Brief -> Within the records, which lines hold the string "color"? Report each one by copying it.

Entries from a dataset of interfaces:
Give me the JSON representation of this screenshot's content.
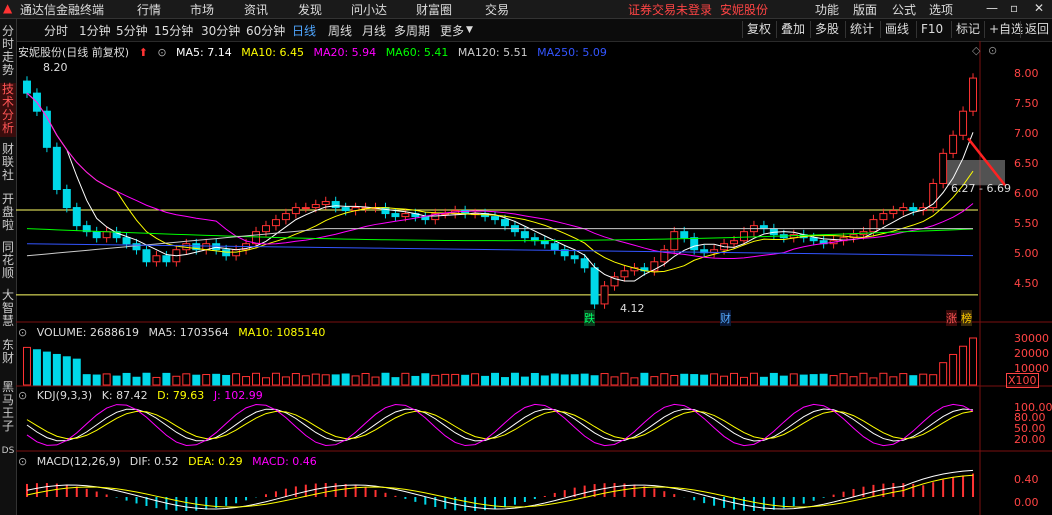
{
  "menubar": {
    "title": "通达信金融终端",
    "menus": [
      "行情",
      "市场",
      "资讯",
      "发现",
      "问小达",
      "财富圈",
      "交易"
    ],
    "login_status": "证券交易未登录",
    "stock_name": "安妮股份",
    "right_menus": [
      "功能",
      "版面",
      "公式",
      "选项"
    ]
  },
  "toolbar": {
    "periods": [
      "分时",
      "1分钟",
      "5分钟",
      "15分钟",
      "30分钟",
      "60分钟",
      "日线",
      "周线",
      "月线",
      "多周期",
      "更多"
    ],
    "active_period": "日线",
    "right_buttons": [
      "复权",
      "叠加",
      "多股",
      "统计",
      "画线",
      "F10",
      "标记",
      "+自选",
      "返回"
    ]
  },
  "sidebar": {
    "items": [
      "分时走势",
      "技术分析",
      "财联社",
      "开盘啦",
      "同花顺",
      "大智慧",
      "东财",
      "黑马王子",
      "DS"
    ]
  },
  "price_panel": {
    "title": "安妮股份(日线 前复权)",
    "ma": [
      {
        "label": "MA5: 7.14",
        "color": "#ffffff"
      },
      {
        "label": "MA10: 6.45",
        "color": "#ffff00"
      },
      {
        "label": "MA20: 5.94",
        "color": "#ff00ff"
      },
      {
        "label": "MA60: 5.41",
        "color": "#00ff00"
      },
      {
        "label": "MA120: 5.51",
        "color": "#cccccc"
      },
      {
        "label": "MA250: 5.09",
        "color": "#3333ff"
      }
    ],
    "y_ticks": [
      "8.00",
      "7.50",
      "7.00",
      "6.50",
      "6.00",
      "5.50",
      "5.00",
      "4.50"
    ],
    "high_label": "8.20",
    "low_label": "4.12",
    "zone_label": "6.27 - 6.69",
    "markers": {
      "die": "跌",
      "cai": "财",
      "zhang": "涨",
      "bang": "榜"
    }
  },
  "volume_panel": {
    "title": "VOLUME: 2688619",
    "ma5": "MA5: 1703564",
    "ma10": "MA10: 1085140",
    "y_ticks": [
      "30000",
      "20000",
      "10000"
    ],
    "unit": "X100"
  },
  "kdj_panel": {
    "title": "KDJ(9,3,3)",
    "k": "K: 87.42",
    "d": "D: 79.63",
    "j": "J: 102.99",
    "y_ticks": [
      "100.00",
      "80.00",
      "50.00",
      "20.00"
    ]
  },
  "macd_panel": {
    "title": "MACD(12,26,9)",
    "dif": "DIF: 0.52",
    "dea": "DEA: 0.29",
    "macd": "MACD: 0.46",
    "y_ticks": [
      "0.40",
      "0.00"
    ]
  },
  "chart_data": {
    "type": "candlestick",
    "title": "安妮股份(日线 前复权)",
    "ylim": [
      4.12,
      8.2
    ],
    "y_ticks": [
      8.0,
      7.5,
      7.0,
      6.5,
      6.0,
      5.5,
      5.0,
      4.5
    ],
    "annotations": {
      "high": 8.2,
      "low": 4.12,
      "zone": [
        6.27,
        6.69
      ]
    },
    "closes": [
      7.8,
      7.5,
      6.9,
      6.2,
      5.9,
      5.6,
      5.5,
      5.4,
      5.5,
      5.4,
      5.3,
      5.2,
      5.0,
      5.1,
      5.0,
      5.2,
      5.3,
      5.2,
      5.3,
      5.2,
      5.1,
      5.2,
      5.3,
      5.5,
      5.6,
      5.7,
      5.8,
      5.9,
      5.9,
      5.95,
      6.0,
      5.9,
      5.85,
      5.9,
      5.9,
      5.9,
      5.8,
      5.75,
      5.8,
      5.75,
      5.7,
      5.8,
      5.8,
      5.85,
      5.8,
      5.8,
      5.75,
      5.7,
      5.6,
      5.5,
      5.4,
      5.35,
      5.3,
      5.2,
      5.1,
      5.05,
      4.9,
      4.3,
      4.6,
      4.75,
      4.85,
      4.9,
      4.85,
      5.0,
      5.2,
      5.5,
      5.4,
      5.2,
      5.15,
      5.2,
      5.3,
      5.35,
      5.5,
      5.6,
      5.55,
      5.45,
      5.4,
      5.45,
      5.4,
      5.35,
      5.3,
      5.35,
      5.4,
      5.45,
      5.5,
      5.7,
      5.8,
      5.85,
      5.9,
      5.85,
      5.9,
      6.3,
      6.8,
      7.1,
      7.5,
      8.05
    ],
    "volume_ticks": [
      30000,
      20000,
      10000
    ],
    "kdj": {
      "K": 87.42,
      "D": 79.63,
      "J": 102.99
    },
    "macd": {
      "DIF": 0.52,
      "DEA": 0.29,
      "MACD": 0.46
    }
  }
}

Solution to this task ->
        "color": "#ffffff"
        "color": "#ffff00"
        "color": "#ff00ff"
        "color": "#00ff00"
        "color": "#cccccc"
        "color": "#3333ff"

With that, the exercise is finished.